*** The input ***

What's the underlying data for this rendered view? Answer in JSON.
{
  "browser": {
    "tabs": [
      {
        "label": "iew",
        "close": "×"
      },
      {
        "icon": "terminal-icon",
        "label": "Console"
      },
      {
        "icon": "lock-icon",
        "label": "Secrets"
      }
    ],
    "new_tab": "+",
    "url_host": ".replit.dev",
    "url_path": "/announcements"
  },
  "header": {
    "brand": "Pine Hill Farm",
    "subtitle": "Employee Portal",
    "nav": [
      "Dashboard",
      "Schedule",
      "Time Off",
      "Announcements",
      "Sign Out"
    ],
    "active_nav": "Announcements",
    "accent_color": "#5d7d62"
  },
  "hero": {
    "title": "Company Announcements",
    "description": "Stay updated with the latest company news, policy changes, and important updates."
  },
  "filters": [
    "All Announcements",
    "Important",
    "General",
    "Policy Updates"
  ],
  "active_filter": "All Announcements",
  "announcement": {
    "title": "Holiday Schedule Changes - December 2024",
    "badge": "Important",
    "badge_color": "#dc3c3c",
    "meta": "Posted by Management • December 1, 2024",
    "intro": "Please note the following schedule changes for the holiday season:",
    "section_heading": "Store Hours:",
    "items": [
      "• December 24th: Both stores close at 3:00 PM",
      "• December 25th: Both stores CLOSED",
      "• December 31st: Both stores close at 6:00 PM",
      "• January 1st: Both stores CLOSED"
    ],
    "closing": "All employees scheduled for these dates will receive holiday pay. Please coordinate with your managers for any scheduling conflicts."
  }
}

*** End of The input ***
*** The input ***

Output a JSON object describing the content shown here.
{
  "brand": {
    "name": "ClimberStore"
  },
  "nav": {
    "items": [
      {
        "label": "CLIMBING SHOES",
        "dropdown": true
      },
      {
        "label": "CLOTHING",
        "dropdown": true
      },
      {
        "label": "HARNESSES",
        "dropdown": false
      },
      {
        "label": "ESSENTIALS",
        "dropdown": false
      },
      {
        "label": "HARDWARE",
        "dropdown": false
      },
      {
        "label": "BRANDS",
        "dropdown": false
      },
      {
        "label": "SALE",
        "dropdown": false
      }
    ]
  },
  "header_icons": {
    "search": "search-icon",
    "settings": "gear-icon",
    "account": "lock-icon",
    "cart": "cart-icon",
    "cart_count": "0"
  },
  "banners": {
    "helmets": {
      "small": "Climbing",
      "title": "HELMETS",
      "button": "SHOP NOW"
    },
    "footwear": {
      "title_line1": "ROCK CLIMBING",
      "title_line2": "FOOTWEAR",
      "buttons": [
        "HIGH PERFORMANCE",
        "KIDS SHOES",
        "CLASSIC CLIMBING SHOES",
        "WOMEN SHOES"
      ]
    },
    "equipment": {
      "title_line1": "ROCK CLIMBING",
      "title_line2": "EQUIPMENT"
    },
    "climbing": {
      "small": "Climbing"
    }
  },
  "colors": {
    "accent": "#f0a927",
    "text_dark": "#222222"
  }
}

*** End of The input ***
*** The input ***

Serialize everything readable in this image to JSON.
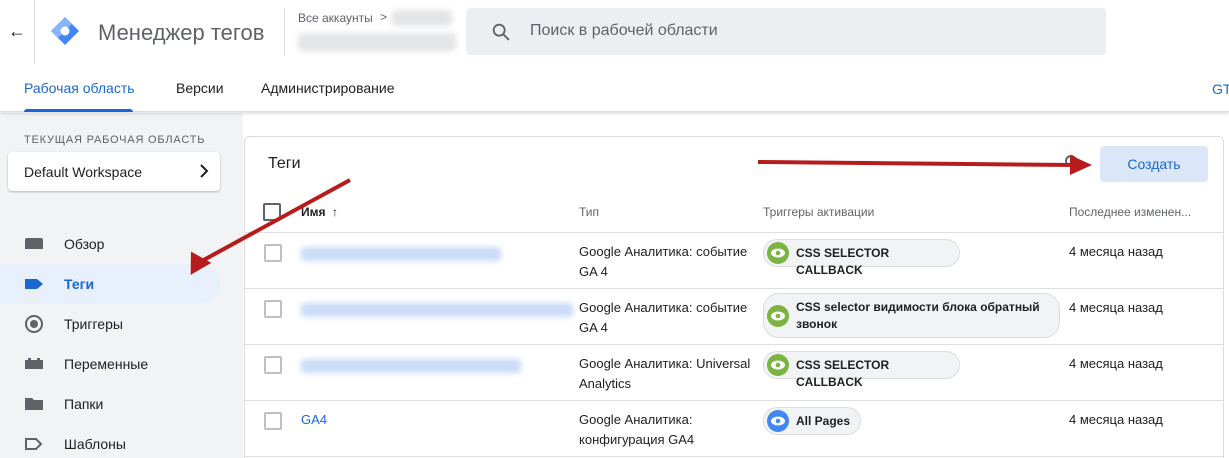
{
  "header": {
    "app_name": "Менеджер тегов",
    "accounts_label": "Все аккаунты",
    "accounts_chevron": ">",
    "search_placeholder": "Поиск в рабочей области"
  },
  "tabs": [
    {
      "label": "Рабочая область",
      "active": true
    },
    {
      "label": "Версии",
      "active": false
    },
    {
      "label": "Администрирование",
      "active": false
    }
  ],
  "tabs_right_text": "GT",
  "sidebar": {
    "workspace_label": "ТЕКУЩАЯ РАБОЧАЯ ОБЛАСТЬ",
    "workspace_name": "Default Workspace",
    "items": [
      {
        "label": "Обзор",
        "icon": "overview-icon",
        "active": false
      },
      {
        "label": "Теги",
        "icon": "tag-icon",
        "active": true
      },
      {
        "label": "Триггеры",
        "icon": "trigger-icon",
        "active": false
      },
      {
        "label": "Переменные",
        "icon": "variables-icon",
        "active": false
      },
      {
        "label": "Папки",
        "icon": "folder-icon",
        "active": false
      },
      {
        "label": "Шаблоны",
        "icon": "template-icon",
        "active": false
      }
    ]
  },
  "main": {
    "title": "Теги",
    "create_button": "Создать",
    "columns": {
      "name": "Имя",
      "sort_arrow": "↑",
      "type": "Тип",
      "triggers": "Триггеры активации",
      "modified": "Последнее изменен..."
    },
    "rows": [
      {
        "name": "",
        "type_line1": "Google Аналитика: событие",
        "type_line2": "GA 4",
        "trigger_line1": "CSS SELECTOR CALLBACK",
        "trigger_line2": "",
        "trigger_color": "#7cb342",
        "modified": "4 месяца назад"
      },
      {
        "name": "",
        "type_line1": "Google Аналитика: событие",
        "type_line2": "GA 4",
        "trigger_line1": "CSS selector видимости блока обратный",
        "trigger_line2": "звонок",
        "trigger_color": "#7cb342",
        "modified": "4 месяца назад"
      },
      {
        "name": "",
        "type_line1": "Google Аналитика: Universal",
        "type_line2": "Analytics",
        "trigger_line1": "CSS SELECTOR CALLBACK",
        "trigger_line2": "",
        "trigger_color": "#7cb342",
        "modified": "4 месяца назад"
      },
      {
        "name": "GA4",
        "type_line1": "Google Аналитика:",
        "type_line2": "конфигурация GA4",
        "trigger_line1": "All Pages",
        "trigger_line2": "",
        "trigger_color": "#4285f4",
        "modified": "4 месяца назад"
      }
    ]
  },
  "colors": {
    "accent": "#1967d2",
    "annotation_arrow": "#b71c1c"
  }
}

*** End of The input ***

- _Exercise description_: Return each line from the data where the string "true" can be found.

- _Worked solution_:
        "dropdown": true
        "dropdown": true
      "active": true
        "active": true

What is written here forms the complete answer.